Problem description ▸ Are you able to retype all the records below exactly?

Website and app data records ▸
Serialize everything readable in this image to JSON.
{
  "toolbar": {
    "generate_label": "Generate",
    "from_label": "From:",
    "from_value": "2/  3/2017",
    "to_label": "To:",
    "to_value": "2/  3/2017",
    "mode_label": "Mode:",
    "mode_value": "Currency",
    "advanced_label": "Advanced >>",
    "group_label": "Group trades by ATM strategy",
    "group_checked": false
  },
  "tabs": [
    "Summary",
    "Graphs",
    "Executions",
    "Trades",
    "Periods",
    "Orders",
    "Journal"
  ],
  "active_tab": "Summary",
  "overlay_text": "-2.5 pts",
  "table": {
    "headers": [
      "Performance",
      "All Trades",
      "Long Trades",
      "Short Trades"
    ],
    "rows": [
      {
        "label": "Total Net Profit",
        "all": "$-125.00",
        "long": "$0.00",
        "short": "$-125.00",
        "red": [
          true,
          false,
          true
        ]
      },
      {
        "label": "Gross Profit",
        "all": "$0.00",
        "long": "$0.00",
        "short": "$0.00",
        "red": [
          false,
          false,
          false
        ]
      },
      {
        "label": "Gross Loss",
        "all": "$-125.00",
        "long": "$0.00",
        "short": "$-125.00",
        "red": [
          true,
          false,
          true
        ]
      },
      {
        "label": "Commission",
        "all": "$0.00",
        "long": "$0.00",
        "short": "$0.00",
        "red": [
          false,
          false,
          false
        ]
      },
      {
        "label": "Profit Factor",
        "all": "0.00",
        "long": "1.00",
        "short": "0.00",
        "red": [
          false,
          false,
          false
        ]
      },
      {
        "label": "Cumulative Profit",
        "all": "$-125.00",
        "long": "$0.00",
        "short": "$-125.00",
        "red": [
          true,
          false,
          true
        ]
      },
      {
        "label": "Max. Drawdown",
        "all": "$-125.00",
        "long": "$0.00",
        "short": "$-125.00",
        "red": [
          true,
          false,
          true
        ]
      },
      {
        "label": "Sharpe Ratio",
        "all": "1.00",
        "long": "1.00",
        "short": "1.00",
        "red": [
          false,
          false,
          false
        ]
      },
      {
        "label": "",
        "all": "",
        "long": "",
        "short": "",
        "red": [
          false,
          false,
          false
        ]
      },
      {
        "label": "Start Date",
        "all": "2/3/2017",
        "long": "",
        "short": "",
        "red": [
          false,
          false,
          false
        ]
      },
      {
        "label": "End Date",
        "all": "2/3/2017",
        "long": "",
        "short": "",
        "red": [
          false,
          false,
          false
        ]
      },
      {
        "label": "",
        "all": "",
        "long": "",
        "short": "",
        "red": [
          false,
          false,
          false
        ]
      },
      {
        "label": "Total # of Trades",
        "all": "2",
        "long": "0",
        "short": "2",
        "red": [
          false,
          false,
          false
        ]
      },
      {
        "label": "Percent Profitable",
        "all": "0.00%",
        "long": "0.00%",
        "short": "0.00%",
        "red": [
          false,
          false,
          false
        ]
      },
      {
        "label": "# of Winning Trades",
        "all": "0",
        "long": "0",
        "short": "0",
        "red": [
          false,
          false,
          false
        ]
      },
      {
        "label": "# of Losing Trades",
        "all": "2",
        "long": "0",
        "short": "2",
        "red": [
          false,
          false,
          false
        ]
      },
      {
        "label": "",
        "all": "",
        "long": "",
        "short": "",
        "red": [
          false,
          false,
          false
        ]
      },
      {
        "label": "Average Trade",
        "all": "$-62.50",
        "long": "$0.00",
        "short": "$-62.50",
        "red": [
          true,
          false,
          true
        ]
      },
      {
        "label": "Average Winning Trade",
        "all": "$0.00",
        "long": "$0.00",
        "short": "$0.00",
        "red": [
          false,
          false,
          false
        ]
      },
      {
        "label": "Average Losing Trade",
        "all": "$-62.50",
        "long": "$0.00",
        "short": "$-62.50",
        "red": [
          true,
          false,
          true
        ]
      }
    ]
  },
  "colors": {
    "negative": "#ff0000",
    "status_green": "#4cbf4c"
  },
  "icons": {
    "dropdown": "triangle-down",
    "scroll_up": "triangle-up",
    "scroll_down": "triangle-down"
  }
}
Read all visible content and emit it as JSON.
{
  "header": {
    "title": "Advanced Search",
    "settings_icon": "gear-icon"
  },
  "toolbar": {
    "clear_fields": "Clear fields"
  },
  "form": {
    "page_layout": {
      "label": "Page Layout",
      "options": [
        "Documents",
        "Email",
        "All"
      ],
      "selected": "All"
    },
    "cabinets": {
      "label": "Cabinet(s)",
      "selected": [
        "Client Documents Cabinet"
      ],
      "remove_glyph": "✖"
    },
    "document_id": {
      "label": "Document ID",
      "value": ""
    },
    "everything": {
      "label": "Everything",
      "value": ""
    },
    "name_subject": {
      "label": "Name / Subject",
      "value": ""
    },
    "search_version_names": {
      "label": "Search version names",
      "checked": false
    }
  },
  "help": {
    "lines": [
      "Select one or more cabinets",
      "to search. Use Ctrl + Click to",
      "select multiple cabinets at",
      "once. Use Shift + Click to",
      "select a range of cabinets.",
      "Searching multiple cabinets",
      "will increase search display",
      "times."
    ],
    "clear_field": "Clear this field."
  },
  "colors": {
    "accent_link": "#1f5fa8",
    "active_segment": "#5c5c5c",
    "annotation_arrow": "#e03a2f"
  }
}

Reply to the exercise ▸
Serialize everything readable in this image to JSON.
{
  "toolbar": {
    "generate_label": "Generate",
    "from_label": "From:",
    "from_value": "2/  3/2017",
    "to_label": "To:",
    "to_value": "2/  3/2017",
    "mode_label": "Mode:",
    "mode_value": "Currency",
    "advanced_label": "Advanced >>",
    "group_label": "Group trades by ATM strategy",
    "group_checked": false
  },
  "tabs": [
    "Summary",
    "Graphs",
    "Executions",
    "Trades",
    "Periods",
    "Orders",
    "Journal"
  ],
  "active_tab": "Summary",
  "overlay_text": "-2.5 pts",
  "table": {
    "headers": [
      "Performance",
      "All Trades",
      "Long Trades",
      "Short Trades"
    ],
    "rows": [
      {
        "label": "Total Net Profit",
        "all": "$-125.00",
        "long": "$0.00",
        "short": "$-125.00",
        "red": [
          true,
          false,
          true
        ]
      },
      {
        "label": "Gross Profit",
        "all": "$0.00",
        "long": "$0.00",
        "short": "$0.00",
        "red": [
          false,
          false,
          false
        ]
      },
      {
        "label": "Gross Loss",
        "all": "$-125.00",
        "long": "$0.00",
        "short": "$-125.00",
        "red": [
          true,
          false,
          true
        ]
      },
      {
        "label": "Commission",
        "all": "$0.00",
        "long": "$0.00",
        "short": "$0.00",
        "red": [
          false,
          false,
          false
        ]
      },
      {
        "label": "Profit Factor",
        "all": "0.00",
        "long": "1.00",
        "short": "0.00",
        "red": [
          false,
          false,
          false
        ]
      },
      {
        "label": "Cumulative Profit",
        "all": "$-125.00",
        "long": "$0.00",
        "short": "$-125.00",
        "red": [
          true,
          false,
          true
        ]
      },
      {
        "label": "Max. Drawdown",
        "all": "$-125.00",
        "long": "$0.00",
        "short": "$-125.00",
        "red": [
          true,
          false,
          true
        ]
      },
      {
        "label": "Sharpe Ratio",
        "all": "1.00",
        "long": "1.00",
        "short": "1.00",
        "red": [
          false,
          false,
          false
        ]
      },
      {
        "label": "",
        "all": "",
        "long": "",
        "short": "",
        "red": [
          false,
          false,
          false
        ]
      },
      {
        "label": "Start Date",
        "all": "2/3/2017",
        "long": "",
        "short": "",
        "red": [
          false,
          false,
          false
        ]
      },
      {
        "label": "End Date",
        "all": "2/3/2017",
        "long": "",
        "short": "",
        "red": [
          false,
          false,
          false
        ]
      },
      {
        "label": "",
        "all": "",
        "long": "",
        "short": "",
        "red": [
          false,
          false,
          false
        ]
      },
      {
        "label": "Total # of Trades",
        "all": "2",
        "long": "0",
        "short": "2",
        "red": [
          false,
          false,
          false
        ]
      },
      {
        "label": "Percent Profitable",
        "all": "0.00%",
        "long": "0.00%",
        "short": "0.00%",
        "red": [
          false,
          false,
          false
        ]
      },
      {
        "label": "# of Winning Trades",
        "all": "0",
        "long": "0",
        "short": "0",
        "red": [
          false,
          false,
          false
        ]
      },
      {
        "label": "# of Losing Trades",
        "all": "2",
        "long": "0",
        "short": "2",
        "red": [
          false,
          false,
          false
        ]
      },
      {
        "label": "",
        "all": "",
        "long": "",
        "short": "",
        "red": [
          false,
          false,
          false
        ]
      },
      {
        "label": "Average Trade",
        "all": "$-62.50",
        "long": "$0.00",
        "short": "$-62.50",
        "red": [
          true,
          false,
          true
        ]
      },
      {
        "label": "Average Winning Trade",
        "all": "$0.00",
        "long": "$0.00",
        "short": "$0.00",
        "red": [
          false,
          false,
          false
        ]
      },
      {
        "label": "Average Losing Trade",
        "all": "$-62.50",
        "long": "$0.00",
        "short": "$-62.50",
        "red": [
          true,
          false,
          true
        ]
      }
    ]
  },
  "colors": {
    "negative": "#ff0000",
    "status_green": "#4cbf4c"
  },
  "icons": {
    "dropdown": "triangle-down",
    "scroll_up": "triangle-up",
    "scroll_down": "triangle-down"
  }
}
Read all visible content and emit it as JSON.
{
  "header": {
    "title": "Advanced Search",
    "settings_icon": "gear-icon"
  },
  "toolbar": {
    "clear_fields": "Clear fields"
  },
  "form": {
    "page_layout": {
      "label": "Page Layout",
      "options": [
        "Documents",
        "Email",
        "All"
      ],
      "selected": "All"
    },
    "cabinets": {
      "label": "Cabinet(s)",
      "selected": [
        "Client Documents Cabinet"
      ],
      "remove_glyph": "✖"
    },
    "document_id": {
      "label": "Document ID",
      "value": ""
    },
    "everything": {
      "label": "Everything",
      "value": ""
    },
    "name_subject": {
      "label": "Name / Subject",
      "value": ""
    },
    "search_version_names": {
      "label": "Search version names",
      "checked": false
    }
  },
  "help": {
    "lines": [
      "Select one or more cabinets",
      "to search. Use Ctrl + Click to",
      "select multiple cabinets at",
      "once. Use Shift + Click to",
      "select a range of cabinets.",
      "Searching multiple cabinets",
      "will increase search display",
      "times."
    ],
    "clear_field": "Clear this field."
  },
  "colors": {
    "accent_link": "#1f5fa8",
    "active_segment": "#5c5c5c",
    "annotation_arrow": "#e03a2f"
  }
}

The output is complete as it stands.